Source: MIL-OSI Submissions
Friday 15 March, 2019, was one of New Zealand’s darkest days.
A month on from the mosque shootings in Christchurch, two Wintec international students, Basira and Baharah, talk about their experience of being Muslim in New Zealand and far away from their home in Afghanistan.
“I was shocked, my body changed and my feelings, I couldn’t do anything. I didn’t believe this would happen in New Zealand; I didn’t believe it of the New Zealand people,” says Basira who is studying English.
The news quickly went global and the students were contacted by worried family members.
“One of our teachers prayed for all of us,” says Basira.
Basira was moved by Prime Minister Jacinda Ardern, who she says clearly felt the tears and pain of the nation.
“When she spoke, her words were very strong and it touched my heart, we are one, and they are us.”
The image of the Prime Minister hugging a Muslim woman wearing a hijab moved Basira who felt it showed real love between people.
“She gave me energy.

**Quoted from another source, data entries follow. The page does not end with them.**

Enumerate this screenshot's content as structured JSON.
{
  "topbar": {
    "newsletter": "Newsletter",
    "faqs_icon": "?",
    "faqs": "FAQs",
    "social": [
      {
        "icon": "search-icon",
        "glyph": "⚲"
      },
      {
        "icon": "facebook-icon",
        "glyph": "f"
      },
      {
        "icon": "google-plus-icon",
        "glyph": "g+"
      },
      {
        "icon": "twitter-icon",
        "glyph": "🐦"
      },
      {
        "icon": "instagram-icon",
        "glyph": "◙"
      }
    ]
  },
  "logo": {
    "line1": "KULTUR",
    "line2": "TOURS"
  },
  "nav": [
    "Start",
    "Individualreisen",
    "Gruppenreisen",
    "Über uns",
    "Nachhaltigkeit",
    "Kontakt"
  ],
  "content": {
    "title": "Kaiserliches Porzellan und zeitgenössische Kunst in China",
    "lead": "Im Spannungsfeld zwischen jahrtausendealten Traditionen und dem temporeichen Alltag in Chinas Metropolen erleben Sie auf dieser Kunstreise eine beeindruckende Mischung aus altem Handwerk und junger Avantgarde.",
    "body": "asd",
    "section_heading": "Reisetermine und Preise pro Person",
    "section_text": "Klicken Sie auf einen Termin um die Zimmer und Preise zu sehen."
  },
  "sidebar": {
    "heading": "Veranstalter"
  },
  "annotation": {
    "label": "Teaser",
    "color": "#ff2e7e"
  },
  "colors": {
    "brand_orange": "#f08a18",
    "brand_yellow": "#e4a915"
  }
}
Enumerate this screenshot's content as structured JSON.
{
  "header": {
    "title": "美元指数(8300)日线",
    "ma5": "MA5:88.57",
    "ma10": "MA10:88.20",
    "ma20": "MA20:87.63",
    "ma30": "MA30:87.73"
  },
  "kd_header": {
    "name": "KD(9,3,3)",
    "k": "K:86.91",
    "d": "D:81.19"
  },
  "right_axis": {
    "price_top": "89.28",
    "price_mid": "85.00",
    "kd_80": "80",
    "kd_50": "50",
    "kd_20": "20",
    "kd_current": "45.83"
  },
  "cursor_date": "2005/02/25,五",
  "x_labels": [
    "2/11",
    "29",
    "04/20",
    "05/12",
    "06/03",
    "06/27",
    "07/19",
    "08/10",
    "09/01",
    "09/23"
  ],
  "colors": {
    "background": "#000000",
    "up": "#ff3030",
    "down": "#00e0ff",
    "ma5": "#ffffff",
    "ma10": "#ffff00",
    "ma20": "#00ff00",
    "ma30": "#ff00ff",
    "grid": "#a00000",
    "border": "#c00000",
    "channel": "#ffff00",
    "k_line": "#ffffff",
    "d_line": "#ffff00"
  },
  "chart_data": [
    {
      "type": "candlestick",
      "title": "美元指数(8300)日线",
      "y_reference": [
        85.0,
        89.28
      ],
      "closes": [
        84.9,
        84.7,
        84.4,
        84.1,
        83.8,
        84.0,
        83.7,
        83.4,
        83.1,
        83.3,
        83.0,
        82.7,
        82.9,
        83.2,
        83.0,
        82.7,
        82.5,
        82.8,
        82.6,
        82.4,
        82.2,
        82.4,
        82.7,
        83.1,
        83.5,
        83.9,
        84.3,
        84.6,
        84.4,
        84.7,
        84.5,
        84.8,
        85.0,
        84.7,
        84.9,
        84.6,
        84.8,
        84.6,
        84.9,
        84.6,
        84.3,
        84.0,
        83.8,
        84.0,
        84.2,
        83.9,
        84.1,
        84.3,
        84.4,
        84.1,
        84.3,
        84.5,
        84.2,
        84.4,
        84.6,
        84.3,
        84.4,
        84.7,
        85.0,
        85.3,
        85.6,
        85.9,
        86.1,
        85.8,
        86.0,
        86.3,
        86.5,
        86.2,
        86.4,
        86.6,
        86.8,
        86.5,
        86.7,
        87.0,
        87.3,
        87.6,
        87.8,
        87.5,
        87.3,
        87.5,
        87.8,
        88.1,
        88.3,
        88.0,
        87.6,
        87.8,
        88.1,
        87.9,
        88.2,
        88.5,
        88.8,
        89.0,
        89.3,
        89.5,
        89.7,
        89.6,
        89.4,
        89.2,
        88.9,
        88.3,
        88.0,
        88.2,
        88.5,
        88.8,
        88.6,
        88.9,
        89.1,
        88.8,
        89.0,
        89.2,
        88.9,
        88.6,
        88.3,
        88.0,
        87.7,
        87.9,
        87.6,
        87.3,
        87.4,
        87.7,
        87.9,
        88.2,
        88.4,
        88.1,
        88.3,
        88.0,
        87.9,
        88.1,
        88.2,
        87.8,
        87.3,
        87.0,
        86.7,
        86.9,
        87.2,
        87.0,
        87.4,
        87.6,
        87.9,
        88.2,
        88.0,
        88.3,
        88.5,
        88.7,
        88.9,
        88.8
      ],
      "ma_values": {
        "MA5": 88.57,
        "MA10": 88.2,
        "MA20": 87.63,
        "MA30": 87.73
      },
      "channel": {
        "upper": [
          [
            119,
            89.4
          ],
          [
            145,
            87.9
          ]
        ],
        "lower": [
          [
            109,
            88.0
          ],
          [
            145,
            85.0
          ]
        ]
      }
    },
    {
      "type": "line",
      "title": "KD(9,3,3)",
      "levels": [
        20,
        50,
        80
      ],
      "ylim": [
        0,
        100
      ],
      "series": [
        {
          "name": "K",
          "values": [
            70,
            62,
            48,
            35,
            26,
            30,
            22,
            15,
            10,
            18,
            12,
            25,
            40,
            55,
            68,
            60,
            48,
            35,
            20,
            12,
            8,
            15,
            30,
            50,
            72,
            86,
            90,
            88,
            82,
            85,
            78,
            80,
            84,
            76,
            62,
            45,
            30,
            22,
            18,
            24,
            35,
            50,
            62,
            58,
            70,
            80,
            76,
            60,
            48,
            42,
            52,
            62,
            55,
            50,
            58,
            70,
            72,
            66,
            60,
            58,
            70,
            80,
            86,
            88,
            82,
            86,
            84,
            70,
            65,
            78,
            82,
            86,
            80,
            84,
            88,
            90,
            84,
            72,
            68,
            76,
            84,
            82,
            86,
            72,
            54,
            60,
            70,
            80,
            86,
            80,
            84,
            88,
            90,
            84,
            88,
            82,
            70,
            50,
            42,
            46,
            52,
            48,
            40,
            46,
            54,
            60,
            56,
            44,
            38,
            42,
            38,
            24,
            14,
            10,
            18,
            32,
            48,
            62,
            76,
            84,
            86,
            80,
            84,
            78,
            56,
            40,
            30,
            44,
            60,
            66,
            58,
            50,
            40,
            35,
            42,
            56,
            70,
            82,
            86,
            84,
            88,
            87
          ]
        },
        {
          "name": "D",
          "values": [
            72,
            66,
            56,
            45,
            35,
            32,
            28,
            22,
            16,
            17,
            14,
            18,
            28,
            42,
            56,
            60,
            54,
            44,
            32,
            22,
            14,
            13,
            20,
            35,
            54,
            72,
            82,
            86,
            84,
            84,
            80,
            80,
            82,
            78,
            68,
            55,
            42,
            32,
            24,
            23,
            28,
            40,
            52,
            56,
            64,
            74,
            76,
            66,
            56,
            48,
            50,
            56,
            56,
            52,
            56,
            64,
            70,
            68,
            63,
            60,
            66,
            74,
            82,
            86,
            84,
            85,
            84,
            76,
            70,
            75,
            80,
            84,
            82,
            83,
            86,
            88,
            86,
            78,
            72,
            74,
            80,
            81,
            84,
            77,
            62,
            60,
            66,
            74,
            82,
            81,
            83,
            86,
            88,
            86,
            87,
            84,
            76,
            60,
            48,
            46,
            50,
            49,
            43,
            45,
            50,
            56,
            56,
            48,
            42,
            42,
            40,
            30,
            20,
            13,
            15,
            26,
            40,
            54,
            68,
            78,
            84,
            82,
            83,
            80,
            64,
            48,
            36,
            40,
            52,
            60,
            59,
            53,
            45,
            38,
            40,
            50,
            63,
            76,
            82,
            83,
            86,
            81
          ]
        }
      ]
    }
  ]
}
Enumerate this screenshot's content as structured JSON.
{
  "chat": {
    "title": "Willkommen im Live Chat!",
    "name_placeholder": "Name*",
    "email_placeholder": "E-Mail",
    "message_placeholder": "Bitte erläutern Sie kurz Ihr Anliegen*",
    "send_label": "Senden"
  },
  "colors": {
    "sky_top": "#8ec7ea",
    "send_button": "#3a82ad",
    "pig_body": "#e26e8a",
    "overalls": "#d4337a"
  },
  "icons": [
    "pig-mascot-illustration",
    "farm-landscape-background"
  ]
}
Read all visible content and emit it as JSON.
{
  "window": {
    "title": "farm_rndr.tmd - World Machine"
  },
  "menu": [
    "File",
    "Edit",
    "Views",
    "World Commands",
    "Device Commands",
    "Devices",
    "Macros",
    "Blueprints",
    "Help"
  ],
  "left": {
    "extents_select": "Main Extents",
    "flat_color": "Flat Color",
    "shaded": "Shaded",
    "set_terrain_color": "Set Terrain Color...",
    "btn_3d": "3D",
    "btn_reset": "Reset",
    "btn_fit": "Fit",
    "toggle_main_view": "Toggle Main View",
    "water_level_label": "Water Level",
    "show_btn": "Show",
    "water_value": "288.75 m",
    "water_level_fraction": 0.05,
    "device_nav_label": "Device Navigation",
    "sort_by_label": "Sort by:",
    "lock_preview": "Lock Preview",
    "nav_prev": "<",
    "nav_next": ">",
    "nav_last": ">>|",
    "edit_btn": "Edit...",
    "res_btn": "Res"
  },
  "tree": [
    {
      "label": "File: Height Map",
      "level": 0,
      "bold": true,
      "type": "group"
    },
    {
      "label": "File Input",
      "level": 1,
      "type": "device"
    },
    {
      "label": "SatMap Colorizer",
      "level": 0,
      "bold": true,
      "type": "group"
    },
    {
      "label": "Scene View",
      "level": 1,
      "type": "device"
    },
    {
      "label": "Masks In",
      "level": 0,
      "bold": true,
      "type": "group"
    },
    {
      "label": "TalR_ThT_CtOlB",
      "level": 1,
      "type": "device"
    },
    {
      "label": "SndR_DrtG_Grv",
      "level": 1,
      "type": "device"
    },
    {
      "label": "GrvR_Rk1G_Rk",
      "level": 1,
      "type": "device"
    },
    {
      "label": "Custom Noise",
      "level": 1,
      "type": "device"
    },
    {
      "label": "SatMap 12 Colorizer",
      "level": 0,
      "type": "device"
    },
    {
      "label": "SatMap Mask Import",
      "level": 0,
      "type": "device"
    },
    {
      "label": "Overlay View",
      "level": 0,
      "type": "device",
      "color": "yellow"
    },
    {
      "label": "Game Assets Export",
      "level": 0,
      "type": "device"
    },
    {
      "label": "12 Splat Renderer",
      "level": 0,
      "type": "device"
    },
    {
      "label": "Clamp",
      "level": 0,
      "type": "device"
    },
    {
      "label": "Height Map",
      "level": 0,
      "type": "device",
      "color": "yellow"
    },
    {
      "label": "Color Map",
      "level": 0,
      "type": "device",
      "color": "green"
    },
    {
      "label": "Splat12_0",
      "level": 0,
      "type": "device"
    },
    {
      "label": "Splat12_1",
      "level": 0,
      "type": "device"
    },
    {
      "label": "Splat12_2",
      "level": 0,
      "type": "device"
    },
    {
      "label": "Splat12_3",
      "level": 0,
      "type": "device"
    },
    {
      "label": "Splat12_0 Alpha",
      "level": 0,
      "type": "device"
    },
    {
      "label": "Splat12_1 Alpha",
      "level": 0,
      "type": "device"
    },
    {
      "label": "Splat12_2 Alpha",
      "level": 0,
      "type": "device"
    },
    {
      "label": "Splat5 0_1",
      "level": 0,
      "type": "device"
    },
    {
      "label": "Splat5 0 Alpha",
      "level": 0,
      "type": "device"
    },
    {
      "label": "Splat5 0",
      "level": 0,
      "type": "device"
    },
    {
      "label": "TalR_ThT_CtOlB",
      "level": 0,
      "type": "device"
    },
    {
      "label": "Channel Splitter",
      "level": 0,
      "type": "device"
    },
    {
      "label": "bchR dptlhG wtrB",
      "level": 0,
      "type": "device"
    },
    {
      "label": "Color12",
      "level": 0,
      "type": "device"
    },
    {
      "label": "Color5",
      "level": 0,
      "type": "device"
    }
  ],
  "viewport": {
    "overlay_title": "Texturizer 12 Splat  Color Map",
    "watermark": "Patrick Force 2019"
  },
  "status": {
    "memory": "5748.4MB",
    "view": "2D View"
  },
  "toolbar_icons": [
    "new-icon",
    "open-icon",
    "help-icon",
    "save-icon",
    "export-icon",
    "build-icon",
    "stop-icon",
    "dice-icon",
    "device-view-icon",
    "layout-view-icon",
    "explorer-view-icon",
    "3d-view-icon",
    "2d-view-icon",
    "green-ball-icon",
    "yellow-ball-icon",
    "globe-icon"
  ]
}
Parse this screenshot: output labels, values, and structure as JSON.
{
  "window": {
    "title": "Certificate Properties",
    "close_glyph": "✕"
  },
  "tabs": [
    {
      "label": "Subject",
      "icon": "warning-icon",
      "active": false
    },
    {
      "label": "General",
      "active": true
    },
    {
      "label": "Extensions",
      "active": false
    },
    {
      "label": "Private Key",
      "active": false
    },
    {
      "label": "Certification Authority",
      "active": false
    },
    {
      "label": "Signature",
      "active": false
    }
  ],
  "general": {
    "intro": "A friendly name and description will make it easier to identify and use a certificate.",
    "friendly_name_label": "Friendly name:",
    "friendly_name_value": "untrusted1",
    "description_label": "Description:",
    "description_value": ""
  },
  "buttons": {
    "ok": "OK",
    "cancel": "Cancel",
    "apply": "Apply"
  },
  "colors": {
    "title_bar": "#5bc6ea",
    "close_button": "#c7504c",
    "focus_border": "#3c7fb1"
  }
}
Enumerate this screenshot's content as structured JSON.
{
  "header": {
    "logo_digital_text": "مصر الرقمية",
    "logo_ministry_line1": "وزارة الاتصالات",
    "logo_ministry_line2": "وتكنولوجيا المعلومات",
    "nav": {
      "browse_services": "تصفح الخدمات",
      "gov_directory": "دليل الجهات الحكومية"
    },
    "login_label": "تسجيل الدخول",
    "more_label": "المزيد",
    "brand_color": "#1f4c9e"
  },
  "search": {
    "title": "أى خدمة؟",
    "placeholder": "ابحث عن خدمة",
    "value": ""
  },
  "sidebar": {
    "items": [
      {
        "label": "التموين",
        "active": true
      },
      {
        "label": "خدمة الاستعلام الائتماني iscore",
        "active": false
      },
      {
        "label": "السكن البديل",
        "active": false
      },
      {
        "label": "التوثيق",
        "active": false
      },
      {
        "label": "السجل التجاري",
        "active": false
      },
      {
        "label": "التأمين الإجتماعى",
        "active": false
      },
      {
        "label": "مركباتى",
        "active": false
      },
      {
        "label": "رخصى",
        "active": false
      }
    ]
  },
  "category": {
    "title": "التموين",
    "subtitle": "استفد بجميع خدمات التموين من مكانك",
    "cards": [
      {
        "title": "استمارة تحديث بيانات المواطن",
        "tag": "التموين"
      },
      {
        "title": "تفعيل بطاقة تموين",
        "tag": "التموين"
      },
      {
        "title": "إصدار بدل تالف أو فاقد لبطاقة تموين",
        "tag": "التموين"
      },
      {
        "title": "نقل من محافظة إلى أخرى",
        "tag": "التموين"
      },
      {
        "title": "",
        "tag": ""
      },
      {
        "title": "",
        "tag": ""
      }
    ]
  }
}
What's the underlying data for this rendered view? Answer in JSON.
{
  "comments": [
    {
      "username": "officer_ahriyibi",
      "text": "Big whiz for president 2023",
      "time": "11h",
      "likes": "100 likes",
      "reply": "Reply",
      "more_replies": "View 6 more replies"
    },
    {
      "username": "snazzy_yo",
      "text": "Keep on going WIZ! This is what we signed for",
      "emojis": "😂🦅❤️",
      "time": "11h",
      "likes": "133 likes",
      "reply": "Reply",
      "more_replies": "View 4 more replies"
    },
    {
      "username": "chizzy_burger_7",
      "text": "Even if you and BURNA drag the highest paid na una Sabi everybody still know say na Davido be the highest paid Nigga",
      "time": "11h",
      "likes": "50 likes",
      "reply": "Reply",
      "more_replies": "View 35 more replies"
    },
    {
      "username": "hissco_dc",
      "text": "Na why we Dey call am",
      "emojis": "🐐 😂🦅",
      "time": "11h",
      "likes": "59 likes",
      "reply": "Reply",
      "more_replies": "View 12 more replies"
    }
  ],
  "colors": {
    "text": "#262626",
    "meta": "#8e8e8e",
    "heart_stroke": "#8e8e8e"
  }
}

One day I really want to meet her and to hug her, and say thank you,” says Basira.
The students said people from all walks of life showed their support through the haka, national anthem and hugs, New Zealand was one.
“The support was unexpected, but in a positive way and I couldn’t expect better than that,” says Wintec student Baharah who is also studying English at Wintec.
She says New Zealand has become a different place since the Christchurch attacks but the Government has been quick to introduce new gun legislation.
“Now I really believe in the New Zealand Government, they will do good things for us,” says Baharah.
The students say Wintec posted positive messages of support and held three services which brought the community together.
“We just listened as a Māori representative played his flute sharing his feelings through sound,” says Basira who attended one of the services.
“I wanted to go to someone and just say thank you,” says Basira.
Social media platforms allowed people throughout the world to join New Zealand in their unity.
The students say they noticed support from all around the world came without hesitation.
One student’s father went to Christchurch and visited the hospital to give support to the injured.
Kiwis, Muslim and all ethnicities now stand together.
Our thoughts are with all those affected.